A young mother has been shot dead in South Bend, Indiana, just days after burying her own 5-year-old son who was killed in an accidental shooting.
The killing of Kaylynn Davidson, 32, was the city’s fourth homicide in just six days, and has shaken up not just family and friends but those whose job it is to protect the city. “I don’t know if I have any tears left,” said Scott Ruszkowski, South Bend police chief.
The Davidson family tragedy began on May 1, when 5-year-old Kyler Davidson was accidentally shot by his 9-year-old cousin.
Young Kyler was laid to rest last Thursday, with a local councilman, Canneth Lee, acting as lead pastor and helping the family through their grief.
On Tuesday night, Davidson was shot outside the city’s Linden Grill after an apparent argument in the downtown restaurant. She died shortly after arriving at a local hospital.
“They have had three tragedies: Kyler, the nephew, and now Kyler’s mom,” Pastor Lee told WNDU News Now of the tragic series of events.
A 26-year-old woman, Kimarie Wright, has been arrested as a suspect in Kaylynn Davidson’s killing, which came after police were called in response to a fight in the restaurant.
Chief Ruszkowski told WSBT that the victim and suspect knew each other and even though people tried to break up the fight, it ended in a shooting.
“You have the Davidson family now that’s doubly affected, that’s still reeling from a five-year-old being killed, and now we have this on top of it all. I can’t even imagine or fathom what that family is going to have to contend with from here on out,” said Ruszkowski.
The issue of gun violence and wider community relations in South Bend, which has a population of just 16,000, came into national focus after South Bend Mayor Pete Buttigieg made his unlikely bid for the 2020 Democratic presidential nomination and was forced to defend his record on issues such as race.
Mayor Pete, as he was known, stepped down at the last election and now serves as transportation secretary in the Biden Cabinet. A former aide, James Mueller, was elected to replace him and is now trying to get a grip on a gun crisis that has seen nine deaths so far this year.
“It’s hard to believe that just senseless violence is compounding trauma from previous trauma. We have to break the cycle as soon as possible,” Mueller told WSBT. “This isn’t fate. This is something we can choose to do. We can come together as a community and put an end to this.”
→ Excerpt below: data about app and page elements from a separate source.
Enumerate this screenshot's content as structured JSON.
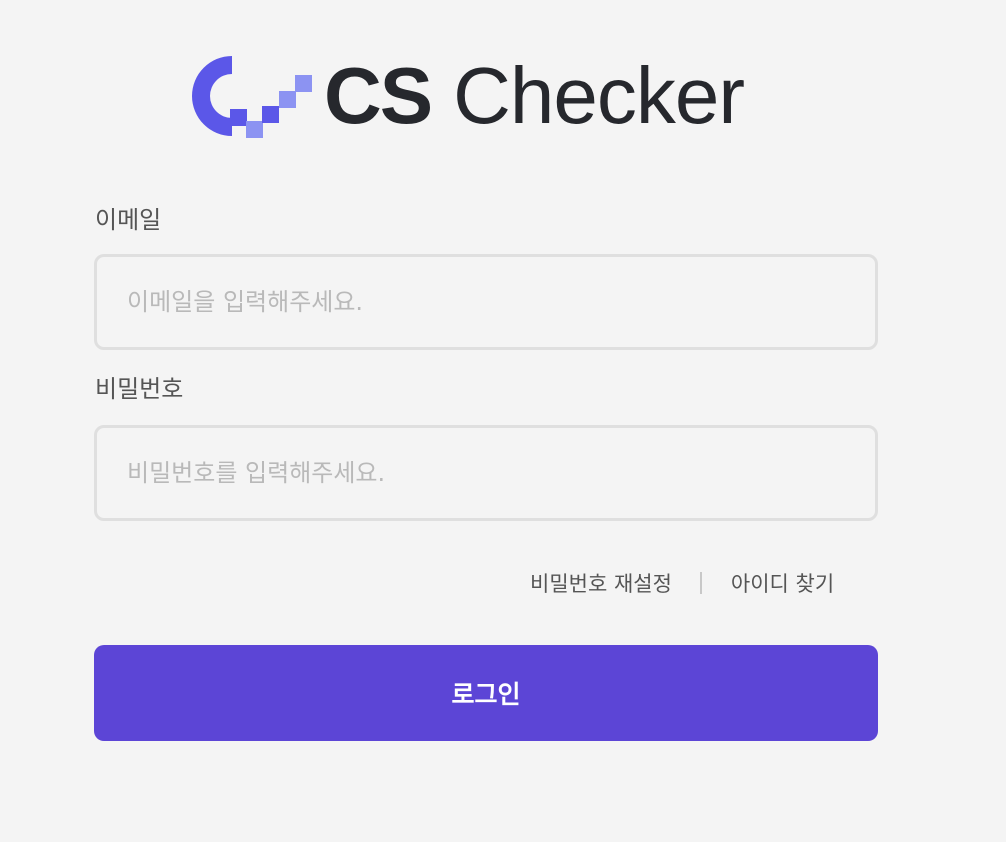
{
  "brand": {
    "logo_primary": "CS",
    "logo_secondary": "Checker",
    "accent_color": "#5c45d6",
    "logo_mark_color": "#5b57e8",
    "logo_pixel_color": "#8c93f2"
  },
  "form": {
    "email": {
      "label": "이메일",
      "placeholder": "이메일을 입력해주세요."
    },
    "password": {
      "label": "비밀번호",
      "placeholder": "비밀번호를 입력해주세요."
    }
  },
  "links": {
    "reset_password": "비밀번호 재설정",
    "divider": "|",
    "find_id": "아이디 찾기"
  },
  "actions": {
    "login": "로그인"
  }
}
“It’s OK to disagree, it’s OK to have some opinions that get emotionally heated, but you can’t bring guns to those. You have to figure out how to resolve these issues peacefully,” he added.